──────── Supplied records ────────

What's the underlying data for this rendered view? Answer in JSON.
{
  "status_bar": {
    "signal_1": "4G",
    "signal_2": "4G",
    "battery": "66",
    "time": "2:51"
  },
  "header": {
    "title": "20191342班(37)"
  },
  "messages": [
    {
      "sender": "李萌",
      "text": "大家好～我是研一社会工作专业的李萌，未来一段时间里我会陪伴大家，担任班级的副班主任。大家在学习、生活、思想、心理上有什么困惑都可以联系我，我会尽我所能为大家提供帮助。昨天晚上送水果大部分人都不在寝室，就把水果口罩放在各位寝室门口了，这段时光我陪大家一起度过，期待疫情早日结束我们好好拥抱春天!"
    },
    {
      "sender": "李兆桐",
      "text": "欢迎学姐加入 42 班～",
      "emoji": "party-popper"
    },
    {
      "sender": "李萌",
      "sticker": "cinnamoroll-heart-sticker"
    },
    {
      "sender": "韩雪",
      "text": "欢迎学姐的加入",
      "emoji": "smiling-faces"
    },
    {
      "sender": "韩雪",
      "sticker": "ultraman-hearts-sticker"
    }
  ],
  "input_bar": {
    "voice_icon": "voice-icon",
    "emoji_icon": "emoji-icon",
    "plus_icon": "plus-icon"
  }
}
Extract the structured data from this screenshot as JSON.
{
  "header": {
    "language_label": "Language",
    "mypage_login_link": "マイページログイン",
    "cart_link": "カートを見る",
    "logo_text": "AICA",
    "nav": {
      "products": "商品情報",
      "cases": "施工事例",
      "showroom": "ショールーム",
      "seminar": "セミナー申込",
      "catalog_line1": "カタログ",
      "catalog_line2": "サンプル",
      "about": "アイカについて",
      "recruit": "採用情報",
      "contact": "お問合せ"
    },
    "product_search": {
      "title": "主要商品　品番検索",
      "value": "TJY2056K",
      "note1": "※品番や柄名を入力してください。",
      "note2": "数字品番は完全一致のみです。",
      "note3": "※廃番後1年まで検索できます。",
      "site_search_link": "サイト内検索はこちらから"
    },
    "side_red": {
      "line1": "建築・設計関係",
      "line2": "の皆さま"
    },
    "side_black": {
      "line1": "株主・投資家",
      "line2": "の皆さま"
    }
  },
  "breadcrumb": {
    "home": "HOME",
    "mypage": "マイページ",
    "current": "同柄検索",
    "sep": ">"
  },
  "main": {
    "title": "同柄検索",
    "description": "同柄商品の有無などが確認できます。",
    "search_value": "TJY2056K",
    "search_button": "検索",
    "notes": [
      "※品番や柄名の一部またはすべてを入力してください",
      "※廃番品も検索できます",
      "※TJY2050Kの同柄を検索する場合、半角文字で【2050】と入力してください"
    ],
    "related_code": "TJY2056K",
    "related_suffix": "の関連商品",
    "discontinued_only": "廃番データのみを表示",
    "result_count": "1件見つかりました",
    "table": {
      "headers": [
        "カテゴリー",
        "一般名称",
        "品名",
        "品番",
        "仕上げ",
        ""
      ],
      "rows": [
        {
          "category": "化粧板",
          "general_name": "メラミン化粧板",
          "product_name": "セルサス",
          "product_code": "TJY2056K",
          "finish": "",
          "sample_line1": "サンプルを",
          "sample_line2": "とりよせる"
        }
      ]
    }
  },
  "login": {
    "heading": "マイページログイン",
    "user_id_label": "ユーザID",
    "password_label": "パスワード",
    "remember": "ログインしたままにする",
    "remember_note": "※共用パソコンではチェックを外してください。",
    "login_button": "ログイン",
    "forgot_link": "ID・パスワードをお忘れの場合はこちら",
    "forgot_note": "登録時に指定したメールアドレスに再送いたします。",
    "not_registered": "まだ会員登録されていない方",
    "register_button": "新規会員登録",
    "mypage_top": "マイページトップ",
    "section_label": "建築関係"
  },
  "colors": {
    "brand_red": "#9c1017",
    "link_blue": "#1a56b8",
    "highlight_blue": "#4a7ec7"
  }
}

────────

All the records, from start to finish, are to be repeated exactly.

• _Written response_
What's the underlying data for this rendered view? Answer in JSON.
{
  "status_bar": {
    "signal_1": "4G",
    "signal_2": "4G",
    "battery": "66",
    "time": "2:51"
  },
  "header": {
    "title": "20191342班(37)"
  },
  "messages": [
    {
      "sender": "李萌",
      "text": "大家好～我是研一社会工作专业的李萌，未来一段时间里我会陪伴大家，担任班级的副班主任。大家在学习、生活、思想、心理上有什么困惑都可以联系我，我会尽我所能为大家提供帮助。昨天晚上送水果大部分人都不在寝室，就把水果口罩放在各位寝室门口了，这段时光我陪大家一起度过，期待疫情早日结束我们好好拥抱春天!"
    },
    {
      "sender": "李兆桐",
      "text": "欢迎学姐加入 42 班～",
      "emoji": "party-popper"
    },
    {
      "sender": "李萌",
      "sticker": "cinnamoroll-heart-sticker"
    },
    {
      "sender": "韩雪",
      "text": "欢迎学姐的加入",
      "emoji": "smiling-faces"
    },
    {
      "sender": "韩雪",
      "sticker": "ultraman-hearts-sticker"
    }
  ],
  "input_bar": {
    "voice_icon": "voice-icon",
    "emoji_icon": "emoji-icon",
    "plus_icon": "plus-icon"
  }
}
Extract the structured data from this screenshot as JSON.
{
  "header": {
    "language_label": "Language",
    "mypage_login_link": "マイページログイン",
    "cart_link": "カートを見る",
    "logo_text": "AICA",
    "nav": {
      "products": "商品情報",
      "cases": "施工事例",
      "showroom": "ショールーム",
      "seminar": "セミナー申込",
      "catalog_line1": "カタログ",
      "catalog_line2": "サンプル",
      "about": "アイカについて",
      "recruit": "採用情報",
      "contact": "お問合せ"
    },
    "product_search": {
      "title": "主要商品　品番検索",
      "value": "TJY2056K",
      "note1": "※品番や柄名を入力してください。",
      "note2": "数字品番は完全一致のみです。",
      "note3": "※廃番後1年まで検索できます。",
      "site_search_link": "サイト内検索はこちらから"
    },
    "side_red": {
      "line1": "建築・設計関係",
      "line2": "の皆さま"
    },
    "side_black": {
      "line1": "株主・投資家",
      "line2": "の皆さま"
    }
  },
  "breadcrumb": {
    "home": "HOME",
    "mypage": "マイページ",
    "current": "同柄検索",
    "sep": ">"
  },
  "main": {
    "title": "同柄検索",
    "description": "同柄商品の有無などが確認できます。",
    "search_value": "TJY2056K",
    "search_button": "検索",
    "notes": [
      "※品番や柄名の一部またはすべてを入力してください",
      "※廃番品も検索できます",
      "※TJY2050Kの同柄を検索する場合、半角文字で【2050】と入力してください"
    ],
    "related_code": "TJY2056K",
    "related_suffix": "の関連商品",
    "discontinued_only": "廃番データのみを表示",
    "result_count": "1件見つかりました",
    "table": {
      "headers": [
        "カテゴリー",
        "一般名称",
        "品名",
        "品番",
        "仕上げ",
        ""
      ],
      "rows": [
        {
          "category": "化粧板",
          "general_name": "メラミン化粧板",
          "product_name": "セルサス",
          "product_code": "TJY2056K",
          "finish": "",
          "sample_line1": "サンプルを",
          "sample_line2": "とりよせる"
        }
      ]
    }
  },
  "login": {
    "heading": "マイページログイン",
    "user_id_label": "ユーザID",
    "password_label": "パスワード",
    "remember": "ログインしたままにする",
    "remember_note": "※共用パソコンではチェックを外してください。",
    "login_button": "ログイン",
    "forgot_link": "ID・パスワードをお忘れの場合はこちら",
    "forgot_note": "登録時に指定したメールアドレスに再送いたします。",
    "not_registered": "まだ会員登録されていない方",
    "register_button": "新規会員登録",
    "mypage_top": "マイページトップ",
    "section_label": "建築関係"
  },
  "colors": {
    "brand_red": "#9c1017",
    "link_blue": "#1a56b8",
    "highlight_blue": "#4a7ec7"
  }
}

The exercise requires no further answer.